Video games and electronic devices are widely used and enjoyed by most people. However, for a very small percentage, gaming can become a problem. The desire to game may interfere with going to school or work, getting chores completed, or spending time with friends and family. On January 22nd and 23rd, Sinneave hosted Cam Adair, a recognized expert in overcoming gaming addiction, for a presentation and full day masterclass on how to recognize and support individuals for whom gaming has become a problem. To an audience of over 200 people, Cam shared his journey from discovering video games when he was young to how he eventually became addicted; playing for 16 hours per day, everyday.
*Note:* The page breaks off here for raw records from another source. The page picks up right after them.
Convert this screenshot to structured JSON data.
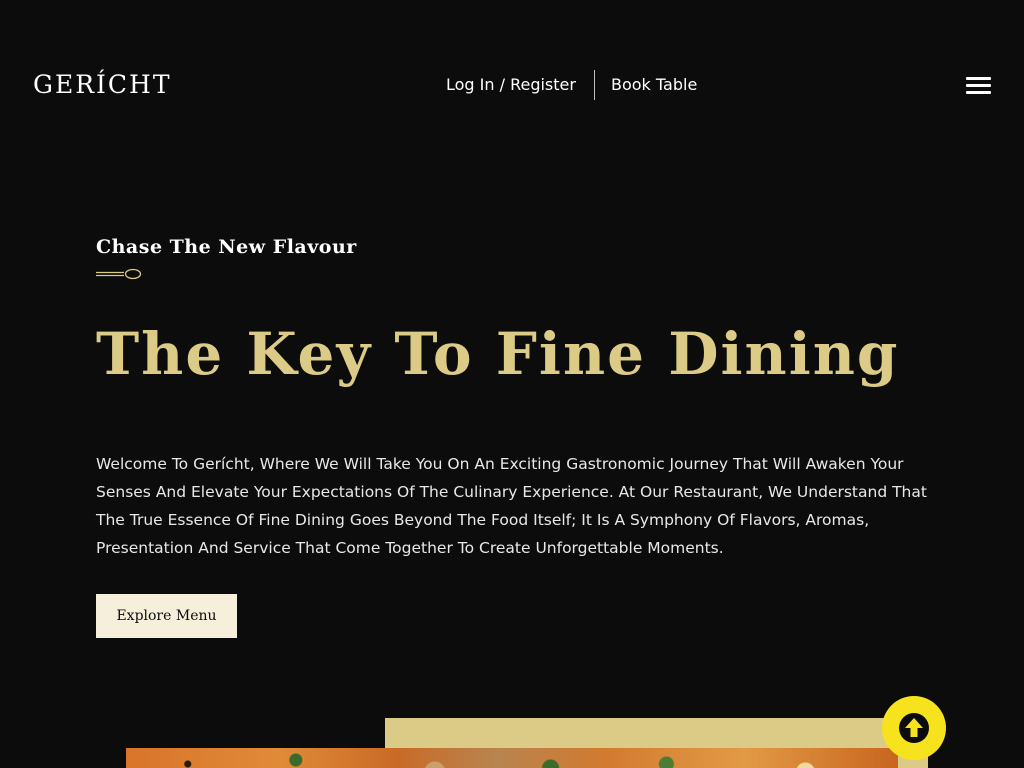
{
  "navbar": {
    "logo": "GERÍCHT",
    "login_label": "Log In / Register",
    "book_label": "Book Table",
    "menu_icon": "hamburger-menu-icon"
  },
  "hero": {
    "subtitle": "Chase The New Flavour",
    "spoon_icon": "spoon-icon",
    "title": "The Key To Fine Dining",
    "description": "Welcome To Gerícht, Where We Will Take You On An Exciting Gastronomic Journey That Will Awaken Your Senses And Elevate Your Expectations Of The Culinary Experience. At Our Restaurant, We Understand That The True Essence Of Fine Dining Goes Beyond The Food Itself; It Is A Symphony Of Flavors, Aromas, Presentation And Service That Come Together To Create Unforgettable Moments.",
    "button_label": "Explore Menu"
  },
  "scroll_top": {
    "icon": "arrow-up-circle-icon"
  },
  "colors": {
    "background": "#0c0c0c",
    "gold": "#dcca87",
    "button_bg": "#f5efdb",
    "scroll_button": "#f7e31d",
    "text": "#ffffff"
  }
}
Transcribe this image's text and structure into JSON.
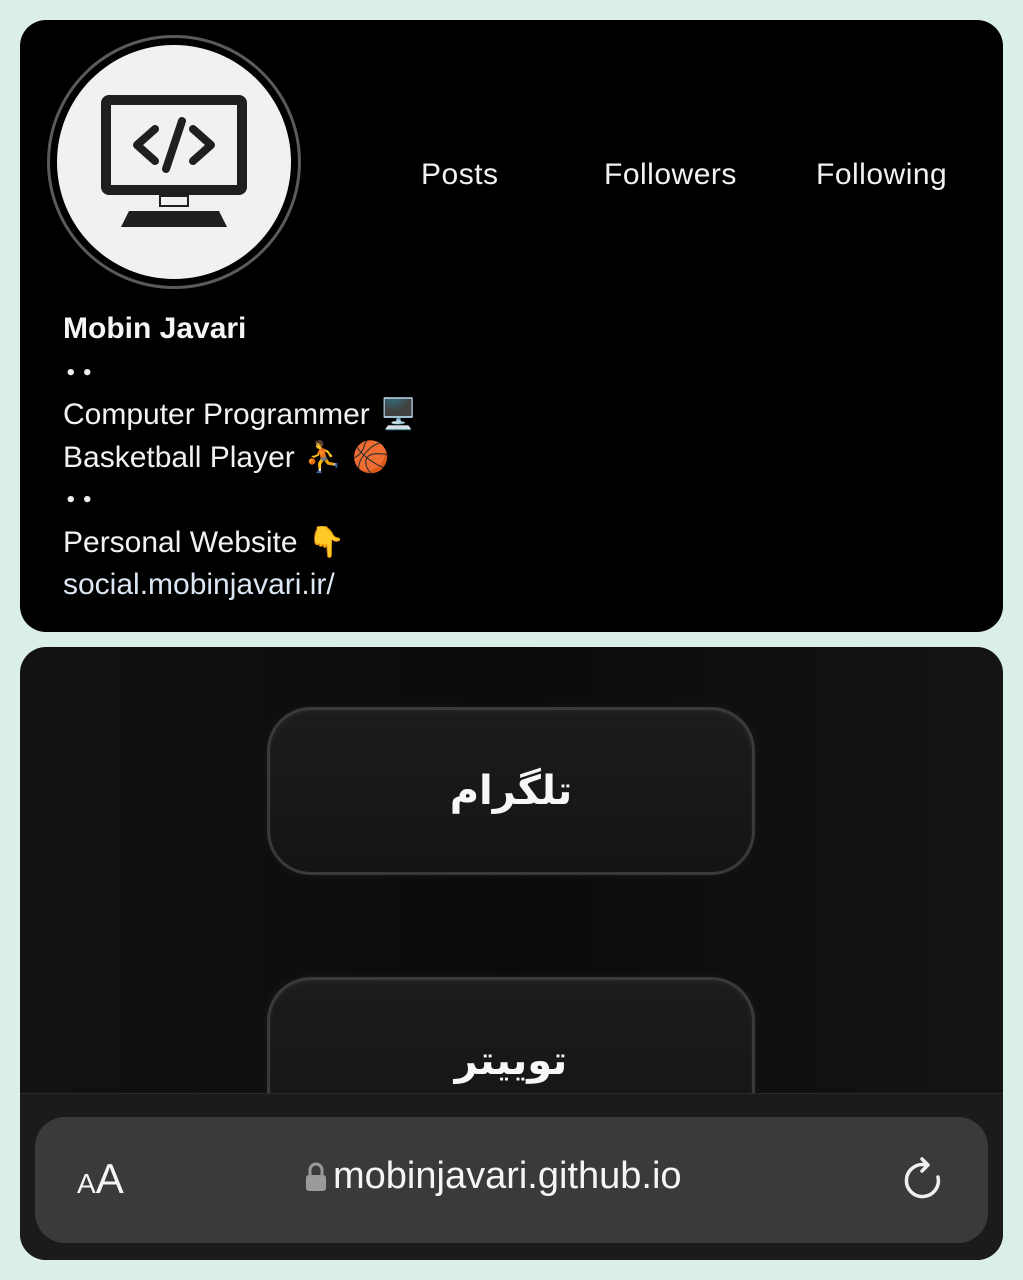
{
  "profile": {
    "stats": {
      "posts": "Posts",
      "followers": "Followers",
      "following": "Following"
    },
    "name": "Mobin Javari",
    "separator": "••",
    "bio_line1": "Computer Programmer",
    "bio_line2": "Basketball Player",
    "bio_line3": "Personal Website",
    "link": "social.mobinjavari.ir/",
    "emoji": {
      "computer": "🖥️",
      "player": "⛹️",
      "ball": "🏀",
      "pointing": "👇"
    }
  },
  "links": {
    "button1": "تلگرام",
    "button2": "توییتر"
  },
  "browser": {
    "text_size_small": "A",
    "text_size_big": "A",
    "url": "mobinjavari.github.io"
  }
}
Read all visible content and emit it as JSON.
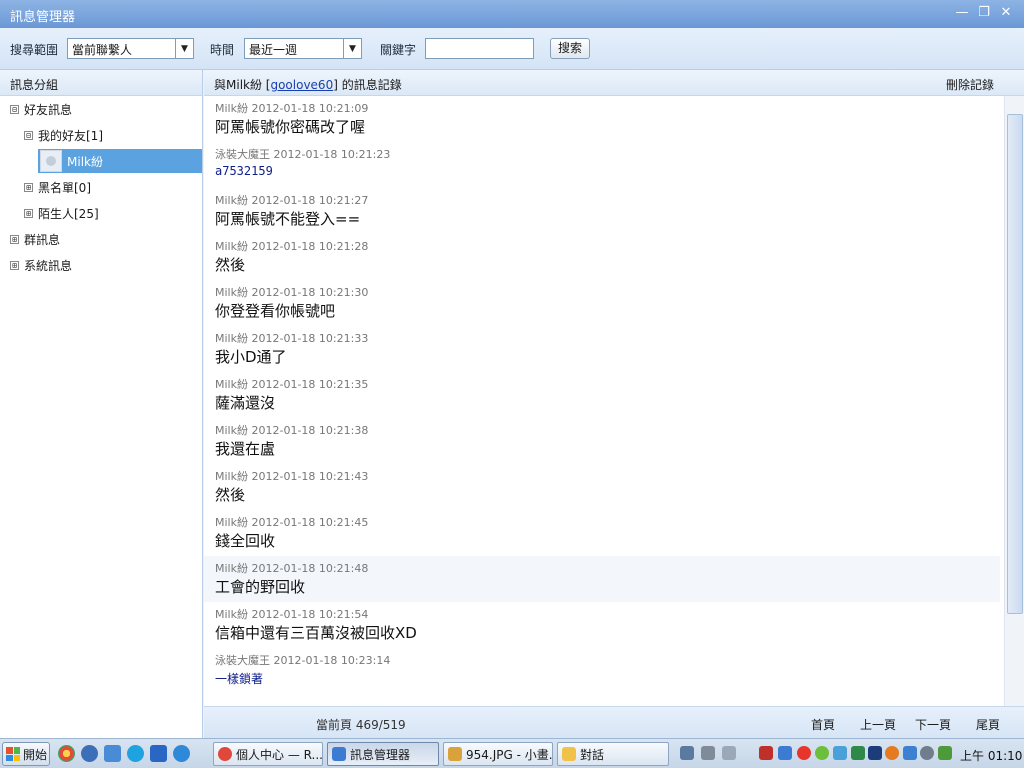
{
  "window": {
    "title": "訊息管理器"
  },
  "toolbar": {
    "search_scope_label": "搜尋範圍",
    "search_scope_value": "當前聯繫人",
    "time_label": "時間",
    "time_value": "最近一週",
    "keyword_label": "關鍵字",
    "keyword_value": "",
    "search_button": "搜索"
  },
  "sidebar": {
    "header": "訊息分組",
    "nodes": [
      {
        "label": "好友訊息",
        "expander": "⊟"
      },
      {
        "label": "我的好友[1]",
        "expander": "⊟"
      },
      {
        "label": "Milk紛"
      },
      {
        "label": "黑名單[0]",
        "expander": "⊞"
      },
      {
        "label": "陌生人[25]",
        "expander": "⊞"
      },
      {
        "label": "群訊息",
        "expander": "⊞"
      },
      {
        "label": "系統訊息",
        "expander": "⊞"
      }
    ]
  },
  "main": {
    "header_prefix": "與Milk紛 [",
    "header_link": "goolove60",
    "header_suffix": "] 的訊息記錄",
    "delete_label": "刪除記錄",
    "messages": [
      {
        "sender": "Milk紛",
        "time": "2012-01-18 10:21:09",
        "text": "阿罵帳號你密碼改了喔"
      },
      {
        "sender": "泳裝大魔王",
        "time": "2012-01-18 10:21:23",
        "text": "a7532159"
      },
      {
        "sender": "Milk紛",
        "time": "2012-01-18 10:21:27",
        "text": "阿罵帳號不能登入=="
      },
      {
        "sender": "Milk紛",
        "time": "2012-01-18 10:21:28",
        "text": "然後"
      },
      {
        "sender": "Milk紛",
        "time": "2012-01-18 10:21:30",
        "text": "你登登看你帳號吧"
      },
      {
        "sender": "Milk紛",
        "time": "2012-01-18 10:21:33",
        "text": "我小D通了"
      },
      {
        "sender": "Milk紛",
        "time": "2012-01-18 10:21:35",
        "text": "薩滿還沒"
      },
      {
        "sender": "Milk紛",
        "time": "2012-01-18 10:21:38",
        "text": "我還在盧"
      },
      {
        "sender": "Milk紛",
        "time": "2012-01-18 10:21:43",
        "text": "然後"
      },
      {
        "sender": "Milk紛",
        "time": "2012-01-18 10:21:45",
        "text": "錢全回收"
      },
      {
        "sender": "Milk紛",
        "time": "2012-01-18 10:21:48",
        "text": "工會的野回收"
      },
      {
        "sender": "Milk紛",
        "time": "2012-01-18 10:21:54",
        "text": "信箱中還有三百萬沒被回收XD"
      },
      {
        "sender": "泳裝大魔王",
        "time": "2012-01-18 10:23:14",
        "text": "一樣鎖著"
      }
    ],
    "pager": {
      "current": "當前頁 469/519",
      "first": "首頁",
      "prev": "上一頁",
      "next": "下一頁",
      "last": "尾頁"
    }
  },
  "taskbar": {
    "start": "開始",
    "tasks": [
      {
        "label": "個人中心 — R...",
        "icon_color": "#e0483c"
      },
      {
        "label": "訊息管理器",
        "icon_color": "#3b7bd1"
      },
      {
        "label": "954.JPG - 小畫...",
        "icon_color": "#d9a23a"
      },
      {
        "label": "對話",
        "icon_color": "#f0c24a"
      }
    ],
    "clock": "上午 01:10"
  },
  "colors": {
    "accent": "#5aa2e0",
    "titlebar": "#7aa6dd",
    "link": "#1a3fb0"
  }
}
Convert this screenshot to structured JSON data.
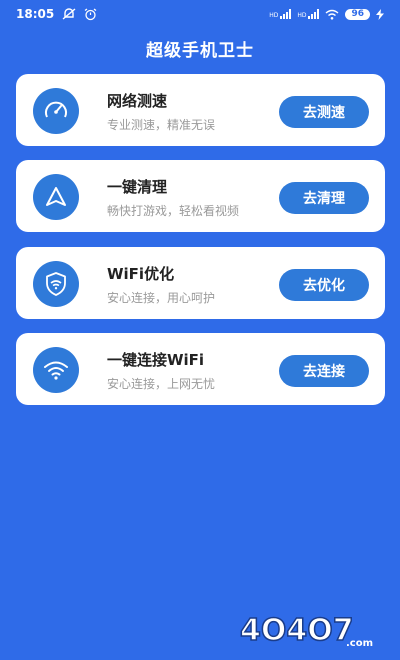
{
  "status_bar": {
    "time": "18:05",
    "signal1_label": "HD",
    "signal2_label": "HD",
    "battery": "96",
    "icons": [
      "mute-icon",
      "alarm-icon",
      "signal-icon",
      "wifi-icon",
      "battery-icon",
      "charging-icon"
    ]
  },
  "header": {
    "title": "超级手机卫士"
  },
  "cards": [
    {
      "icon": "speedometer-icon",
      "title": "网络测速",
      "subtitle": "专业测速，精准无误",
      "button": "去测速"
    },
    {
      "icon": "triangle-icon",
      "title": "一键清理",
      "subtitle": "畅快打游戏，轻松看视频",
      "button": "去清理"
    },
    {
      "icon": "shield-wifi-icon",
      "title": "WiFi优化",
      "subtitle": "安心连接，用心呵护",
      "button": "去优化"
    },
    {
      "icon": "wifi-icon",
      "title": "一键连接WiFi",
      "subtitle": "安心连接，上网无忧",
      "button": "去连接"
    }
  ],
  "watermark": {
    "text": "4O4O7.com"
  },
  "colors": {
    "background": "#2f6be8",
    "accent": "#2f7ad9",
    "card": "#ffffff"
  }
}
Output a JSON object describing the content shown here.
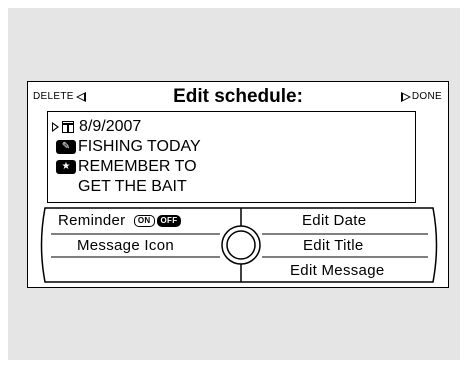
{
  "header": {
    "delete_label": "DELETE",
    "title": "Edit schedule:",
    "done_label": "DONE"
  },
  "entry": {
    "date": "8/9/2007",
    "title": "FISHING TODAY",
    "message_line1": "REMEMBER TO",
    "message_line2": "GET THE BAIT"
  },
  "controls": {
    "reminder_label": "Reminder",
    "reminder_on": "ON",
    "reminder_off": "OFF",
    "message_icon_label": "Message Icon",
    "edit_date_label": "Edit Date",
    "edit_title_label": "Edit Title",
    "edit_message_label": "Edit Message"
  },
  "icons": [
    "calendar-icon",
    "message-icon",
    "cursor-icon",
    "delete-arrow-icon",
    "done-arrow-icon",
    "selector-knob-icon"
  ]
}
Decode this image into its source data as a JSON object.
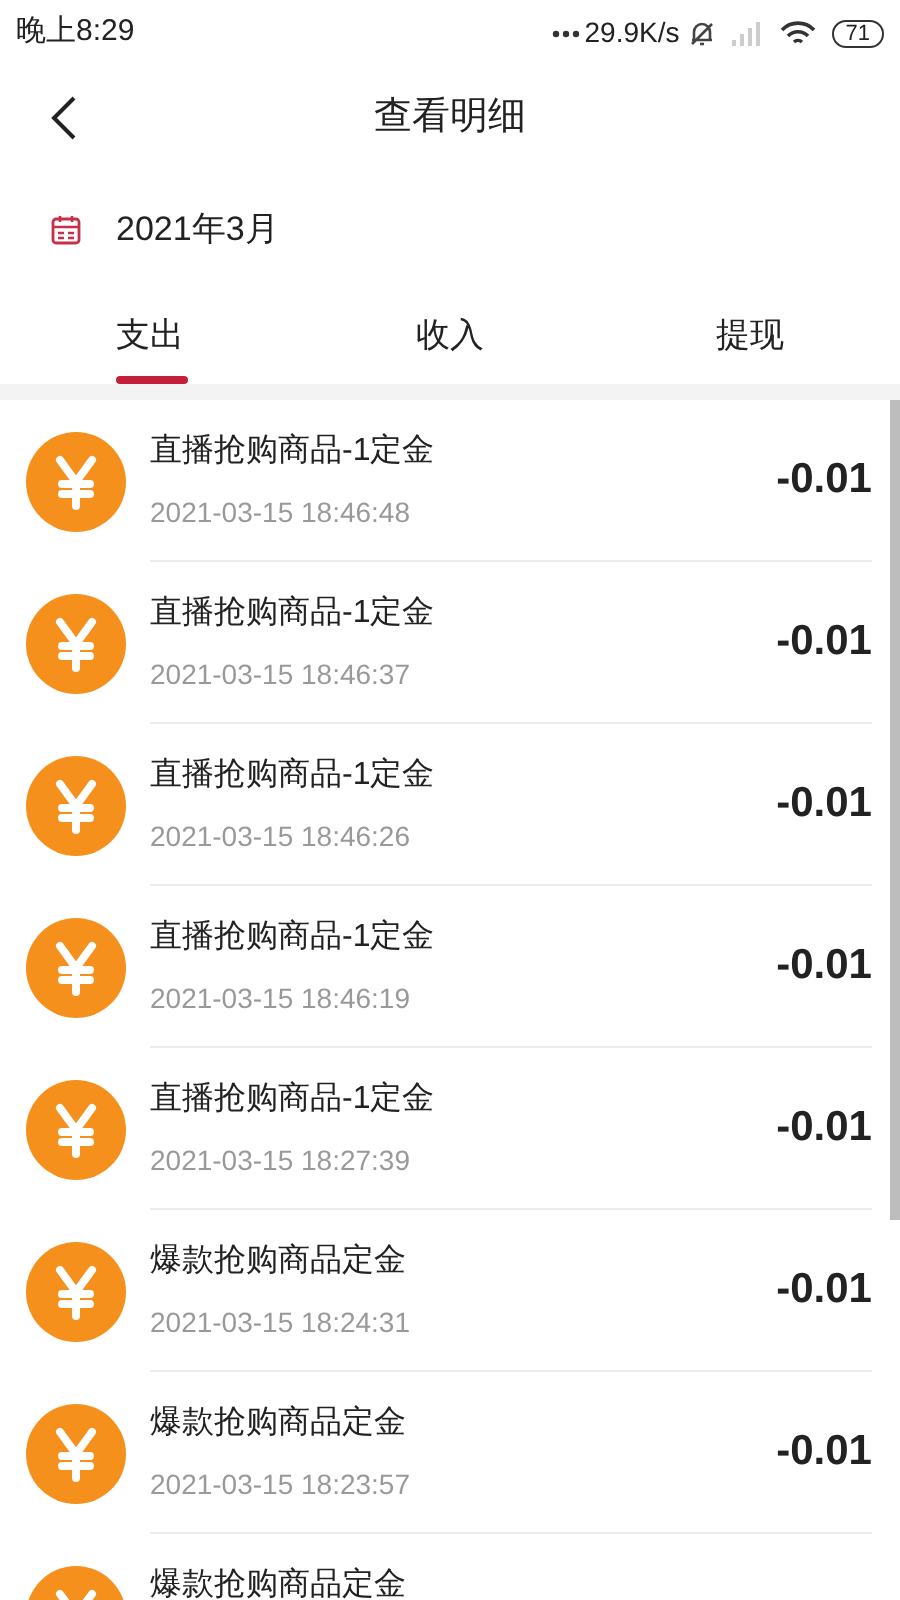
{
  "status_bar": {
    "time": "晚上8:29",
    "speed": "29.9K/s",
    "battery": "71"
  },
  "header": {
    "title": "查看明细"
  },
  "month": {
    "label": "2021年3月"
  },
  "tabs": [
    {
      "label": "支出",
      "selected": true
    },
    {
      "label": "收入",
      "selected": false
    },
    {
      "label": "提现",
      "selected": false
    }
  ],
  "records": [
    {
      "title": "直播抢购商品-1定金",
      "time": "2021-03-15 18:46:48",
      "amount": "-0.01"
    },
    {
      "title": "直播抢购商品-1定金",
      "time": "2021-03-15 18:46:37",
      "amount": "-0.01"
    },
    {
      "title": "直播抢购商品-1定金",
      "time": "2021-03-15 18:46:26",
      "amount": "-0.01"
    },
    {
      "title": "直播抢购商品-1定金",
      "time": "2021-03-15 18:46:19",
      "amount": "-0.01"
    },
    {
      "title": "直播抢购商品-1定金",
      "time": "2021-03-15 18:27:39",
      "amount": "-0.01"
    },
    {
      "title": "爆款抢购商品定金",
      "time": "2021-03-15 18:24:31",
      "amount": "-0.01"
    },
    {
      "title": "爆款抢购商品定金",
      "time": "2021-03-15 18:23:57",
      "amount": "-0.01"
    },
    {
      "title": "爆款抢购商品定金"
    }
  ]
}
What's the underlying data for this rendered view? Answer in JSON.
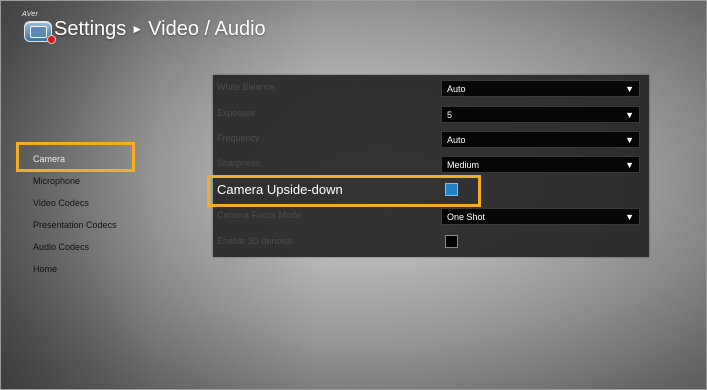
{
  "header": {
    "brand": "AVer",
    "breadcrumb_root": "Settings",
    "breadcrumb_separator": "►",
    "breadcrumb_current": "Video / Audio"
  },
  "icons": {
    "logo": "aver-vc-logo-icon",
    "dropdown_arrow": "triangle-down-icon"
  },
  "sidebar": {
    "items": [
      {
        "label": "Camera",
        "selected": true
      },
      {
        "label": "Microphone",
        "selected": false
      },
      {
        "label": "Video Codecs",
        "selected": false
      },
      {
        "label": "Presentation Codecs",
        "selected": false
      },
      {
        "label": "Audio Codecs",
        "selected": false
      },
      {
        "label": "Home",
        "selected": false
      }
    ]
  },
  "settings": {
    "white_balance": {
      "label": "White Balance",
      "value": "Auto"
    },
    "exposure": {
      "label": "Exposure",
      "value": "5"
    },
    "frequency": {
      "label": "Frequency",
      "value": "Auto"
    },
    "sharpness": {
      "label": "Sharpness",
      "value": "Medium"
    },
    "camera_upside_down": {
      "label": "Camera Upside-down",
      "checked": true
    },
    "camera_focus_mode": {
      "label": "Camera Focus Mode",
      "value": "One Shot"
    },
    "enable_3d_denoise": {
      "label": "Enable 3D denoise",
      "checked": false
    }
  },
  "dropdown_arrow_glyph": "▼",
  "colors": {
    "highlight": "#f2ad24",
    "checkbox_checked": "#2381c9",
    "panel_background": "#222222"
  }
}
Cam described the strategies he used to overcome his addiction. He also discussed his business, Game Quitters, which he created as a resource and to help others overcome problematic gaming and screen-time habits. Cam’s story is profiled by TELUS in a recently released documentary on video game addiction Click here to watch GAME OVER
Individuals with autism may be at an increased risk of developing unhealthy gaming habits. Gaming may offer individuals with autism a structured and predictable break from the heavy and often difficult social demands that come with typical daily routines. Individuals may prefer to socialize with others within these games and online communities because the interactions are more focused around the game and there is no need to process the complexities of non-verbal communication (compared with face-to-face interactions). Further, video games may give individuals a sense of purpose (going on a quest within the game) and provide immediate positive feedback for success.
For individuals (or their parents) who are considering reducing problematic gaming, several strategies that have been successful were shared by Cam. First, know what games you or your child are playing. Are the games age appropriate? Do they contain graphic images or opportunities to gamble? Is the game a single player or multi-player, and can the game be paused without losing ranking or social status? Second, set clearer boundaries around when and for how long gaming is allowed. Third, consider establishing game free days to be “rewarded” with structured opportunities to game.
For many parents, supporting their children in reducing high-interest activities such as gaming is incredibly stressful. In response to a parent’s attempt at reducing the activity, children may resort to protests (verbal and non-verbal) and may use a variety of other severe problem behaviors; any of which may cause the parent to re-think their decision and simply let the child continue to play so that other problems are avoided. On February 21st, Sinneave will be hosting a free evening workshop on managing challenging behavior (“Problem Behavior: Why Does It Happen And What To Do About It”). In this workshop, participants will learn the reasons why individuals use problem behavior and will discuss a several strategies for how to overcome these challenges.
Visit our website for more details and to register.